A story published after the leak by the Electronic Frontier Foundation accurately described the potential problems and predicts the future of the Internet should the United States agree to enter the TPP.
Private ISP enforcement of copyright poses a serious threat to free speech on the Internet, because it makes offering open platforms for user-generated content economically untenable. For example, on an ad-supported site, the costs of reviewing each post will generally exceed the pennies of revenue one might get from ads. Even obvious fair uses could become too risky to host, leading to an Internet with only cautious and conservative content.
As any news organization that maintains a Web presence knows, in the posting of news items time is of the essence. If the regulations of the TPP become the law, then ISPs would be forced to remove immediately any subscriber content posted online that is challenged by someone claiming a copyright infringement. This broad expansion of copyright protection could be devastating to a news organization (or blogger, for that matter) depending for their economic survival on the timeliness of their online stories and on the availability of those stories to the millions of Internet users.

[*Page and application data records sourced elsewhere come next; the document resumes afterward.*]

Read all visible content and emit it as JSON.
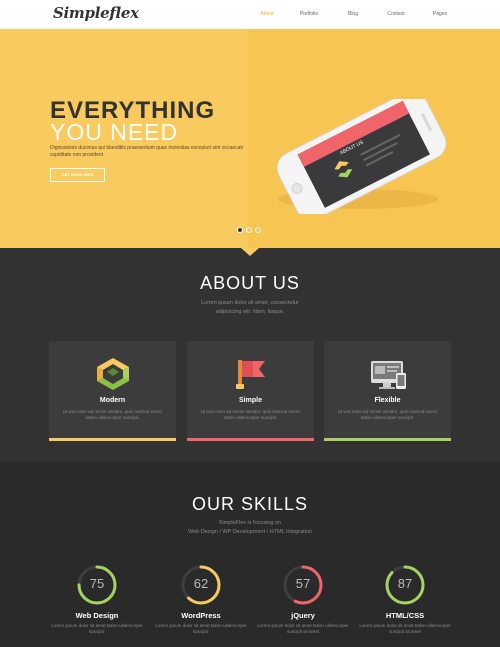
{
  "header": {
    "logo": "Simpleflex",
    "nav": [
      {
        "label": "About",
        "active": true
      },
      {
        "label": "Portfolio",
        "active": false
      },
      {
        "label": "Blog",
        "active": false
      },
      {
        "label": "Contact",
        "active": false
      },
      {
        "label": "Pages",
        "active": false
      }
    ]
  },
  "hero": {
    "title_line1": "EVERYTHING",
    "title_line2": "YOU NEED",
    "description": "Dignissimos ducimus qui blanditiis praesentium quas molestias excepturi sint occaecati cupiditate non provident",
    "button_label": "GET MORE INFO",
    "phone_screen_text": "ABOUT US",
    "slider_dots": 3,
    "active_dot": 1
  },
  "about": {
    "title": "ABOUT US",
    "subtitle_line1": "Lorem ipsum dolor sit amet, consectetur",
    "subtitle_line2": "adipisicing elit. Nam, itaque.",
    "cards": [
      {
        "title": "Modern",
        "text": "Ut wisi enim ad minim veniam, quis nostrud exerci tation ullamcorper suscipit.",
        "icon": "recycle-arrows-icon",
        "accent": "#f9ca5e"
      },
      {
        "title": "Simple",
        "text": "Ut wisi enim ad minim veniam, quis nostrud exerci tation ullamcorper suscipit.",
        "icon": "flag-icon",
        "accent": "#f0646a"
      },
      {
        "title": "Flexible",
        "text": "Ut wisi enim ad minim veniam, quis nostrud exerci tation ullamcorper suscipit.",
        "icon": "devices-icon",
        "accent": "#a6d35f"
      }
    ]
  },
  "skills": {
    "title": "OUR SKILLS",
    "subtitle_line1": "SimpleFlex is focusing on",
    "subtitle_line2": "Web Design / WP Development / HTML Integration",
    "items": [
      {
        "name": "Web Design",
        "value": 75,
        "text": "Lorem ipsum dolor sit amet tation ullamcorper suscipit.",
        "color": "#a6d35f"
      },
      {
        "name": "WordPress",
        "value": 62,
        "text": "Lorem ipsum dolor sit amet tation ullamcorper suscipit.",
        "color": "#f9ca5e"
      },
      {
        "name": "jQuery",
        "value": 57,
        "text": "Lorem ipsum dolor sit amet tation ullamcorper suscipit sit amet",
        "color": "#f0646a"
      },
      {
        "name": "HTML/CSS",
        "value": 87,
        "text": "Lorem ipsum dolor sit amet tation ullamcorper suscipit sit amet",
        "color": "#a6d35f"
      }
    ]
  }
}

Such procedures bypass the U.S. court system and the Constitution by abolishing the due process owed to those accused of crimes. Rather than require a person to present evidence of an alleged violation of a copyright to an impartial judge, the TPP would also demand that the outlet’s ISP immediately remove the content in question. Any legal proceedings on the merits of the charges would occur after the damage has been done.
Critics understand that this redrawing of the boundaries of copyright law by the globalists deliberating and drafting the TPP behind closed doors is an attack on our laws, our courts, our freedom of expression, our Constitution, and our sovereignty.

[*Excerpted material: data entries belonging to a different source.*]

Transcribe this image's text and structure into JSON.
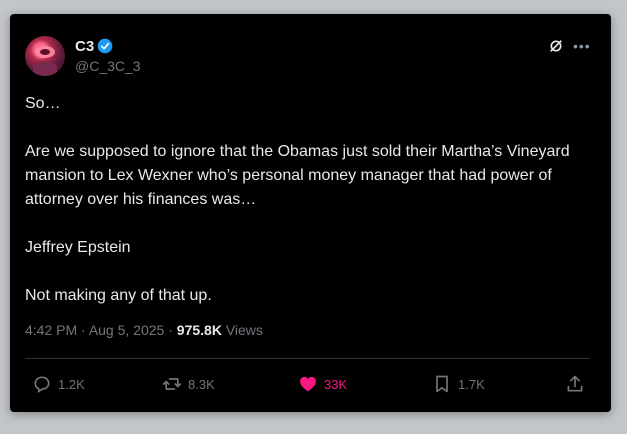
{
  "author": {
    "name": "C3",
    "handle": "@C_3C_3"
  },
  "tweet": {
    "lines": [
      "So…",
      "Are we supposed to ignore that the Obamas just sold their Martha’s Vineyard mansion to Lex Wexner who’s personal money manager that had power of attorney over his finances was…",
      "Jeffrey Epstein",
      "Not making any of that up."
    ]
  },
  "meta": {
    "time": "4:42 PM",
    "date": "Aug 5, 2025",
    "views_count": "975.8K",
    "views_label": "Views"
  },
  "actions": {
    "reply": "1.2K",
    "retweet": "8.3K",
    "like": "33K",
    "bookmark": "1.7K"
  },
  "colors": {
    "background": "#000000",
    "text": "#e7e9ea",
    "muted": "#71767b",
    "verified": "#1d9bf0",
    "like": "#f91880"
  }
}
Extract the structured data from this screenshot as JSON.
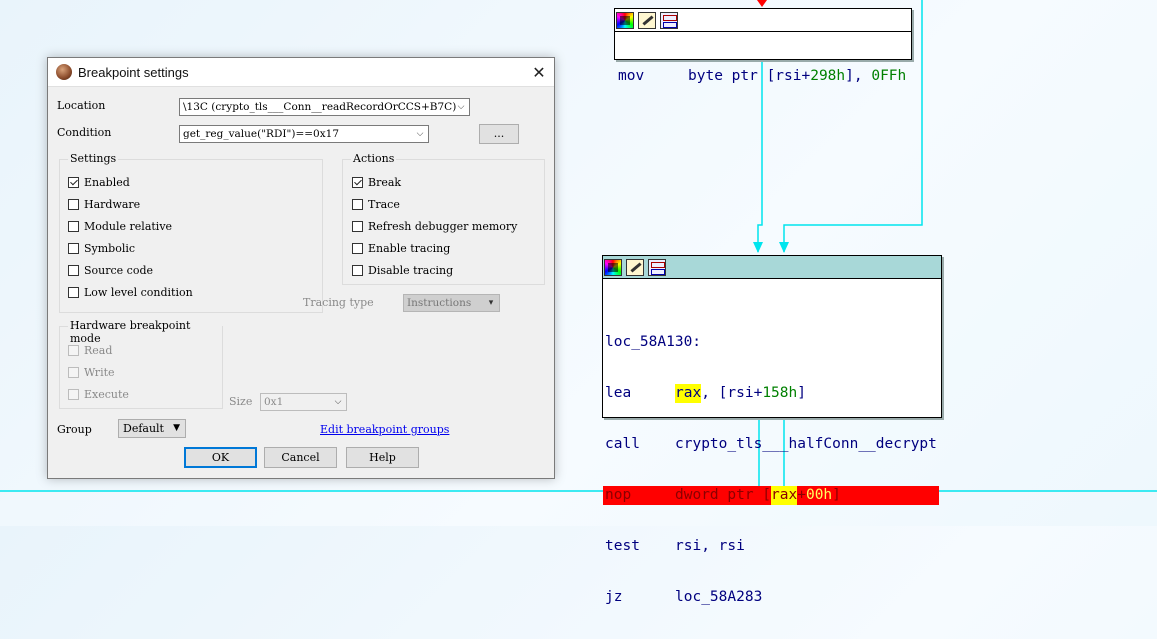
{
  "graph": {
    "top_node": {
      "lines": [
        {
          "mnemonic": "mov",
          "op_a": "byte ptr [rsi+",
          "op_num1": "298h",
          "op_b": "], ",
          "op_num2": "0FFh"
        }
      ]
    },
    "main_node": {
      "label": "loc_58A130:",
      "lines": [
        {
          "mnemonic": "lea",
          "hl": "rax",
          "rest": ", [rsi+",
          "num": "158h",
          "tail": "]"
        },
        {
          "mnemonic": "call",
          "operand": "crypto_tls___halfConn__decrypt"
        },
        {
          "mnemonic": "nop",
          "pre": "dword ptr [",
          "hl": "rax",
          "plus": "+",
          "num": "00h",
          "tail": "]"
        },
        {
          "mnemonic": "test",
          "operand": "rsi, rsi"
        },
        {
          "mnemonic": "jz",
          "operand": "loc_58A283"
        }
      ]
    },
    "colors": {
      "edge": "#00e5ee",
      "taken_edge": "#ff0000",
      "highlight": "#ffff00",
      "breakpoint_row": "#ff0000"
    }
  },
  "dialog": {
    "title": "Breakpoint settings",
    "close": "✕",
    "location_label": "Location",
    "location_value": "\\13C (crypto_tls___Conn__readRecordOrCCS+B7C)",
    "condition_label": "Condition",
    "condition_value": "get_reg_value(\"RDI\")==0x17",
    "ellipsis_button": "...",
    "settings": {
      "title": "Settings",
      "items": [
        {
          "label": "Enabled",
          "checked": true
        },
        {
          "label": "Hardware",
          "checked": false
        },
        {
          "label": "Module relative",
          "checked": false
        },
        {
          "label": "Symbolic",
          "checked": false
        },
        {
          "label": "Source code",
          "checked": false
        },
        {
          "label": "Low level condition",
          "checked": false
        }
      ]
    },
    "actions": {
      "title": "Actions",
      "items": [
        {
          "label": "Break",
          "checked": true
        },
        {
          "label": "Trace",
          "checked": false
        },
        {
          "label": "Refresh debugger memory",
          "checked": false
        },
        {
          "label": "Enable tracing",
          "checked": false
        },
        {
          "label": "Disable tracing",
          "checked": false
        }
      ]
    },
    "tracing_type_label": "Tracing type",
    "tracing_type_value": "Instructions",
    "hw_mode": {
      "title": "Hardware breakpoint mode",
      "items": [
        {
          "label": "Read",
          "checked": false
        },
        {
          "label": "Write",
          "checked": false
        },
        {
          "label": "Execute",
          "checked": false
        }
      ]
    },
    "size_label": "Size",
    "size_value": "0x1",
    "group_label": "Group",
    "group_value": "Default",
    "edit_groups_link": "Edit breakpoint groups",
    "ok": "OK",
    "cancel": "Cancel",
    "help": "Help"
  }
}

As with all such attempts to integrate the economies of the United States and other “partners,” the right of settling disputes and defining the scope of intellectual property rights and restrictions will be granted to an extra-constitutional international tribunal with members being nominated by the United Nations Secretary General.
In fact, all "partners" to the pact, including foreign corporations, will be exempted from abiding by American copyright laws (those passed by Congress and designed to protect the public and the rights holder) and the sovereignty of the United States and the Constitution's enumeration of powers will once again be placed on the altar of globalism.
Despite calls from congressmen for greater transparency, trade representatives of the United States will continue for the next nine days behind closed doors pushing for a radical restructuring of the laws of the United States and economic and political “integration” with communist and socialist “partners” in this latest globalist scheme.
Photo of Singapore business district
Joe A. Wolverton, II, J.D. is a correspondent for The New American and travels frequently nationwide speaking on topics of nullification, the NDAA, and the surveillance state. He can be reached at